The skill and the company’s expertise at the craft is exemplified further in the panning game, where three cast members stand in a triangle and create short scenes based on audience suggestions. At the group leader’s command, the triangle then revolves around to reveal a totally different scene. While resembling some sort of standard drama school warm-up exercise, this “panning” game requires the company to be so fast on their feet, it is very admirable and impressive from an audience standpoint.

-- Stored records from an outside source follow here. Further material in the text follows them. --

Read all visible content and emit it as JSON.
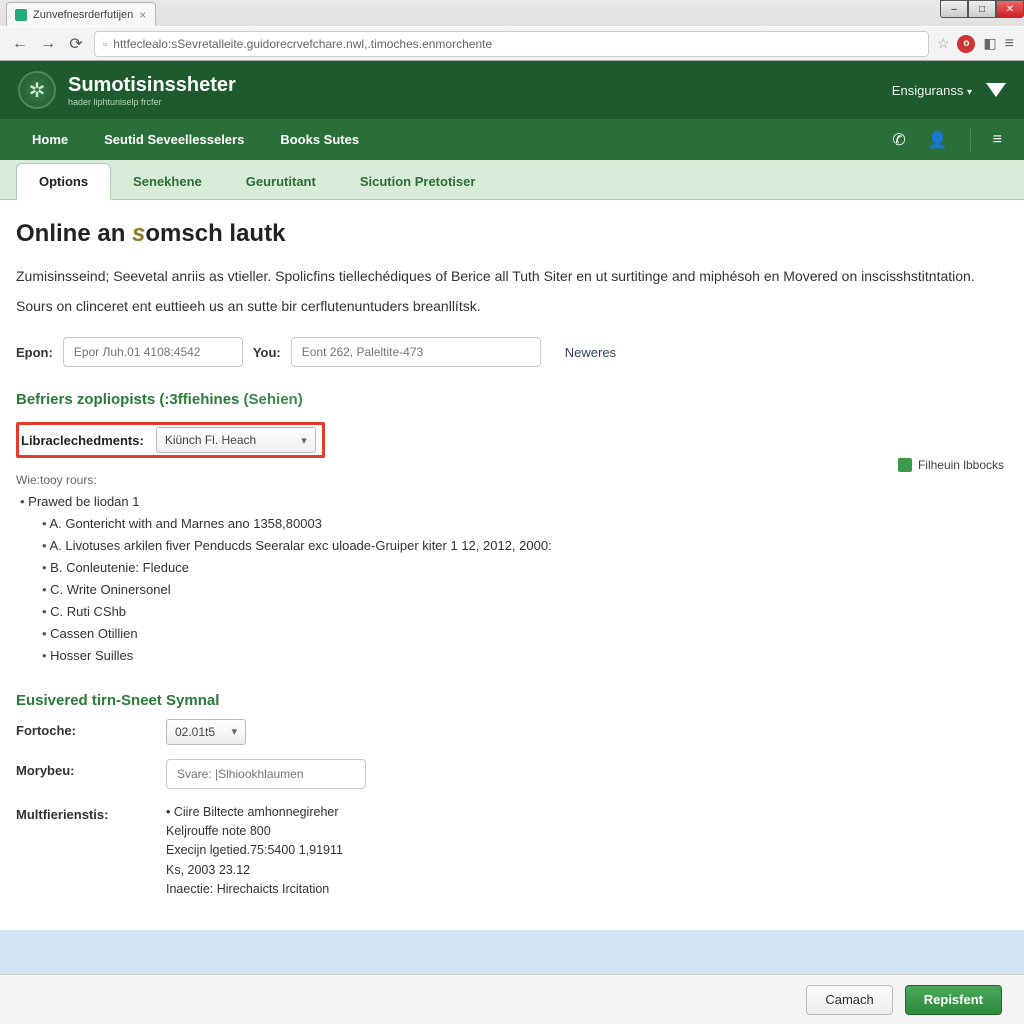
{
  "browser": {
    "tab_title": "Zunvefnesrderfutijen",
    "url": "httfeclealo:sSevretalleite.guidorecrvefchare.nwl,.timoches.enmorchente",
    "ext_badge": "o"
  },
  "window": {
    "min": "–",
    "max": "□",
    "close": "✕"
  },
  "header": {
    "brand_title": "Sumotisinssheter",
    "brand_sub": "hader liphtuniselp frcfer",
    "right_label": "Ensiguranss",
    "logo_glyph": "✲"
  },
  "nav": {
    "items": [
      "Home",
      "Seutid Seveellesselers",
      "Books Sutes"
    ]
  },
  "subtabs": {
    "items": [
      "Options",
      "Senekhene",
      "Geurutitant",
      "Sicution Pretotiser"
    ],
    "active_index": 0
  },
  "page": {
    "title_pre": "Online an ",
    "title_accent": "s",
    "title_post": "omsch lautk",
    "intro1": "Zumisinsseind; Seevetal anriis as vtieller. Spolicfins tiellechédiques of Berice all Tuth Siter en ut surtitinge and miphésoh en Movered on inscisshstitntation.",
    "intro2": "Sours on clinceret ent euttieeh us an sutte bir cerflutenuntuders breanllítsk."
  },
  "inputs": {
    "epon_label": "Epon:",
    "epon_placeholder": "Epor Лuh.01 4108:4542",
    "you_label": "You:",
    "you_placeholder": "Eont 262, Paleltite-473",
    "neweres": "Neweres"
  },
  "section1": {
    "title": "Befriers zopliopists (:3ffiehines",
    "paren": "(Sehien)",
    "flag_label": "Filheuin lbbocks",
    "lib_label": "Libraclechedments:",
    "lib_select": "Kiünch Fl. Heach",
    "wie": "Wie:tooy rours:",
    "item1": "Prawed be liodan 1",
    "sub_a1": "A. Gontericht with and Marnes ano 1358,80003",
    "sub_a2": "A. Livotuses arkilen fiver Penducds Seeralar exc uloade-Gruiper kiter 1 12, 2012, 2000:",
    "sub_b": "B. Conleutenie: Fleduce",
    "sub_c1": "C. Write Oninersonel",
    "sub_c2": "C. Ruti CShb",
    "sub_cassen": "Cassen Otillien",
    "sub_hosser": "Hosser Suilles"
  },
  "section2": {
    "title": "Eusivered tirn-Sneet Symnal",
    "fortoche_label": "Fortoche:",
    "fortoche_value": "02.01t5",
    "morybeu_label": "Morybeu:",
    "morybeu_placeholder": "Svare: |Slhiookhlaumen",
    "multf_label": "Multfierienstis:",
    "multf_lines": [
      "• Ciire Biltecte amhonnegireher",
      "Keljrouffe note 800",
      "Execijn lgetied.75:5400 1,91911",
      "Ks, 2003 23.12",
      "Inaectie: Hirechaicts Ircitation"
    ]
  },
  "footer": {
    "cancel": "Camach",
    "submit": "Repisfent"
  }
}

The company further demonstrate their skill in the ludicrous “follow the leaver” game, in which a scene is crafted from a simple non-geographical location suggestion from the audience, and the action follows whichever character happens to leave the room in that scene. The sharpness and comedic skill of The Shambles is proven further here by their ability to spin the simplest of ideas out of control into the absurd, as the “sewer” setting leads to an improvised story about degenerate Northern sewer dwellers planning a revolt against a BT helpline worker. This swiftly spirals out of control further, to involve Teenage Mutant Ninja Turtles and murder.
Further highlights included (without wanting to spoil anything), a Mock the Week style “world’s worst” game, and a parody charity single about sloths. Of course, it’s impossible to maintain a constant level of hilarity, as demonstrated in the final game you see in the evening, where an improvised scenario switches between whichever external character is mentioned. On this particular evening, some of the scenes that unfurled where not that engaging. However, due to the nature of the game, the game may then switch to a scene that works very well, i.e. a futuristic German colonel and his interactions with a murdering robot played by Ollie Jones.
Overall, The Shambles are an incredibly apt and consistently funny act, who manage to jump from surreal scenario to surreal scenario with ease, and filter random audience suggestions through their own well-developed sense of humour. Despite the brilliant comedy, the one blind spot (incoming pun intended) was that I had a fucking big fuck-off stage light shining in my bloody eyes the whole time due the seating arrangement so now wherever I look I have bright circles to my left and it feels like I’m never truly in darkness when I close my eyes. Other than that – superb.
The Shambles will run until the 25th August at 22:20pm at theSpace @ Surgeons Hall. Tickets are available from the Fringe Box Office.